# YOUR TASK
Each record is to be repeated exactly as it stands below.

Items from an interface collection

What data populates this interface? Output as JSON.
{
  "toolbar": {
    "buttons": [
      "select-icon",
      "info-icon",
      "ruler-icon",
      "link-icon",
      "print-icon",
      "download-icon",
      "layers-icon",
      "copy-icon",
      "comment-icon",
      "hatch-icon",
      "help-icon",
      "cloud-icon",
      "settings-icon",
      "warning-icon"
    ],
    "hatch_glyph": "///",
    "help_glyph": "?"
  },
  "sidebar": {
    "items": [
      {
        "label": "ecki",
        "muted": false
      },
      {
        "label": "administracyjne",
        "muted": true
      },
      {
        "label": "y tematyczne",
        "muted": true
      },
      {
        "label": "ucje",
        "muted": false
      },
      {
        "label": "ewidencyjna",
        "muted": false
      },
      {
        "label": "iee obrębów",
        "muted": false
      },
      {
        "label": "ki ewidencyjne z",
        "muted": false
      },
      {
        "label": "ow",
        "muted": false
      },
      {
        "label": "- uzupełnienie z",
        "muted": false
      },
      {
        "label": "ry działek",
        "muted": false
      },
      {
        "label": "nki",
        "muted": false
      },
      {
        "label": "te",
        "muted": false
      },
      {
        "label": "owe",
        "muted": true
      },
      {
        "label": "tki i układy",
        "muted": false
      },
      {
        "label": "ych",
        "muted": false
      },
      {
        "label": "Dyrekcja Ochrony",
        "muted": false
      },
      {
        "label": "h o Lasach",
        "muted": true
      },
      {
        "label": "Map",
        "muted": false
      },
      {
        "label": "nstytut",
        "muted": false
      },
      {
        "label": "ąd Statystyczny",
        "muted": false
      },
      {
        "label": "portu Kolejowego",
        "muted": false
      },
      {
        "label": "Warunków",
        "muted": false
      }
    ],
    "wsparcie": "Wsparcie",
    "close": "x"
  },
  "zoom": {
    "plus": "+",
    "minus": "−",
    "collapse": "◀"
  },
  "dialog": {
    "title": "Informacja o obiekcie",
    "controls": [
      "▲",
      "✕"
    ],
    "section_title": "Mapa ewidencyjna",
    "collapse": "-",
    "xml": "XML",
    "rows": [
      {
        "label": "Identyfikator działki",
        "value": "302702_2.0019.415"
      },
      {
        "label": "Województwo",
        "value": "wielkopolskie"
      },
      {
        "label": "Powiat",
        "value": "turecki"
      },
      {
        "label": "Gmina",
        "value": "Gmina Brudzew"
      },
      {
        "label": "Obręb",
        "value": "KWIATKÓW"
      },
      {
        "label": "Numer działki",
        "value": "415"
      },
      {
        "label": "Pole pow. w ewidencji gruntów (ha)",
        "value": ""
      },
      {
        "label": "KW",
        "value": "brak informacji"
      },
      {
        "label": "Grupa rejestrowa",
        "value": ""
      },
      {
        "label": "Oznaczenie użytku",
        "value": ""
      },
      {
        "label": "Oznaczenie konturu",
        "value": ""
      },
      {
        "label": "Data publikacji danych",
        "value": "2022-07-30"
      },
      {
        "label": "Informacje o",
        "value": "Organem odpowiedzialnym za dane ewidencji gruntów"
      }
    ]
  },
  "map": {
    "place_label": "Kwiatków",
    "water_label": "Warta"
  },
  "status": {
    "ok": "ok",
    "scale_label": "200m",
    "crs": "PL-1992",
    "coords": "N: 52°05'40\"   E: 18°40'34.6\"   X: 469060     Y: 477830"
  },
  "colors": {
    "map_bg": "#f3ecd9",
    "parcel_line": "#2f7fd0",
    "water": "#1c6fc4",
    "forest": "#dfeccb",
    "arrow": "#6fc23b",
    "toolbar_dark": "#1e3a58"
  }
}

# FINISHED TASK
What data populates this interface? Output as JSON.
{
  "toolbar": {
    "buttons": [
      "select-icon",
      "info-icon",
      "ruler-icon",
      "link-icon",
      "print-icon",
      "download-icon",
      "layers-icon",
      "copy-icon",
      "comment-icon",
      "hatch-icon",
      "help-icon",
      "cloud-icon",
      "settings-icon",
      "warning-icon"
    ],
    "hatch_glyph": "///",
    "help_glyph": "?"
  },
  "sidebar": {
    "items": [
      {
        "label": "ecki",
        "muted": false
      },
      {
        "label": "administracyjne",
        "muted": true
      },
      {
        "label": "y tematyczne",
        "muted": true
      },
      {
        "label": "ucje",
        "muted": false
      },
      {
        "label": "ewidencyjna",
        "muted": false
      },
      {
        "label": "iee obrębów",
        "muted": false
      },
      {
        "label": "ki ewidencyjne z",
        "muted": false
      },
      {
        "label": "ow",
        "muted": false
      },
      {
        "label": "- uzupełnienie z",
        "muted": false
      },
      {
        "label": "ry działek",
        "muted": false
      },
      {
        "label": "nki",
        "muted": false
      },
      {
        "label": "te",
        "muted": false
      },
      {
        "label": "owe",
        "muted": true
      },
      {
        "label": "tki i układy",
        "muted": false
      },
      {
        "label": "ych",
        "muted": false
      },
      {
        "label": "Dyrekcja Ochrony",
        "muted": false
      },
      {
        "label": "h o Lasach",
        "muted": true
      },
      {
        "label": "Map",
        "muted": false
      },
      {
        "label": "nstytut",
        "muted": false
      },
      {
        "label": "ąd Statystyczny",
        "muted": false
      },
      {
        "label": "portu Kolejowego",
        "muted": false
      },
      {
        "label": "Warunków",
        "muted": false
      }
    ],
    "wsparcie": "Wsparcie",
    "close": "x"
  },
  "zoom": {
    "plus": "+",
    "minus": "−",
    "collapse": "◀"
  },
  "dialog": {
    "title": "Informacja o obiekcie",
    "controls": [
      "▲",
      "✕"
    ],
    "section_title": "Mapa ewidencyjna",
    "collapse": "-",
    "xml": "XML",
    "rows": [
      {
        "label": "Identyfikator działki",
        "value": "302702_2.0019.415"
      },
      {
        "label": "Województwo",
        "value": "wielkopolskie"
      },
      {
        "label": "Powiat",
        "value": "turecki"
      },
      {
        "label": "Gmina",
        "value": "Gmina Brudzew"
      },
      {
        "label": "Obręb",
        "value": "KWIATKÓW"
      },
      {
        "label": "Numer działki",
        "value": "415"
      },
      {
        "label": "Pole pow. w ewidencji gruntów (ha)",
        "value": ""
      },
      {
        "label": "KW",
        "value": "brak informacji"
      },
      {
        "label": "Grupa rejestrowa",
        "value": ""
      },
      {
        "label": "Oznaczenie użytku",
        "value": ""
      },
      {
        "label": "Oznaczenie konturu",
        "value": ""
      },
      {
        "label": "Data publikacji danych",
        "value": "2022-07-30"
      },
      {
        "label": "Informacje o",
        "value": "Organem odpowiedzialnym za dane ewidencji gruntów"
      }
    ]
  },
  "map": {
    "place_label": "Kwiatków",
    "water_label": "Warta"
  },
  "status": {
    "ok": "ok",
    "scale_label": "200m",
    "crs": "PL-1992",
    "coords": "N: 52°05'40\"   E: 18°40'34.6\"   X: 469060     Y: 477830"
  },
  "colors": {
    "map_bg": "#f3ecd9",
    "parcel_line": "#2f7fd0",
    "water": "#1c6fc4",
    "forest": "#dfeccb",
    "arrow": "#6fc23b",
    "toolbar_dark": "#1e3a58"
  }
}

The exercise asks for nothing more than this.